We made the change to Semco last September on our toe rail, bow sprit and companionway hatch and are very happy we did. We reapply to the Toe rail every few months to freshen it up and only with just a wash down to remove the salt. You can do a light sanding but we haven't. We apply to the 50' toe rail and it takes about 15 minutes. No taping or prep. We spent the season in the Caribbean and we coudn't keep up with the varnish (all wood) on the toe rail. With the Semco you can use a straight color or mix the colors. We are using the honey now and it looks great. We started with the natural color. We also did the sliding hatch in the companionway and have not reapplied in 7 months. Even though it was hard to remove the varnish from the toe rail, we would do it again and wished we changed over to Semco sooner.
Ardens2 is offline   Reply With Quote
Old 04-04-2022, 05:28   #15
Registered User
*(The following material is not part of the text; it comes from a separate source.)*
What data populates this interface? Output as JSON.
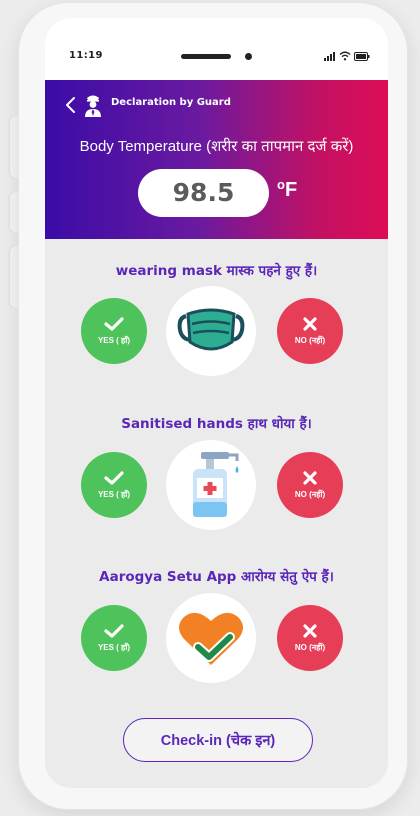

Join Date: Dec 2009
Location: Australia
Boat: building Roberts Mauritius 43ft
Posts: 2,932
Re: Refinishing caprail in oil or cetol

Quote:
Originally Posted by GordMay View Post
Which "Cetol" are users recommending?
FWIW: Sikkens ‘Cetol’ comes in a variety of formulations [for different applications]:
https://www.sikkens-wood-coatings.com/products

I'm using Sikkens Cetol HLSE 077 (pine timber finish) on Nyatoh timber caprail and it is the best product I've tried so far.


https://www.envirocoatingsaustralia....ens-cetol-hlse
coopec43 is offline   Reply With Quote
Reply

Tags
oil

Thread Tools Search this Thread
Search this Thread:

Advanced Search
Display Modes Rate This Thread
Rate This Thread:

Posting Rules
You may not post new threads
You may not post replies
You may not post attachments
You may not edit your posts

BB code is On
Smilies are On
[IMG] code is On
HTML code is Off
Trackbacks are Off
Pingbacks are Off
Refbacks are Off


Similar Threads
Thread Thread Starter Forum Replies Last Post
How mount chocks on caprail? malyea General Sailing Forum 11 30-10-2017 05:51
Plastic wood for caprail stillbuilding Construction, Maintenance & Refit 1 04-08-2012 04:58
Alternative to Teak for Caprail ? virginia boy Construction, Maintenance & Refit 2 07-09-2010 15:02
PAINTED CAPRAIL to a "TEAK LOOK" High Cotton Construction, Maintenance & Refit 8 26-12-2007 21:53

Advertise Here


All times are GMT -7. The time now is 11:15.


Google+
Powered by vBulletin® Version 3.8.8 Beta 1
Copyright ©2000 - 2022, vBulletin Solutions, Inc.
Social Knowledge Networks
Powered by vBulletin® Version 3.8.8 Beta 1
Copyright ©2000 - 2022, vBulletin Solutions, Inc.

ShowCase vBulletin Plugins by Drive Thru Online, Inc.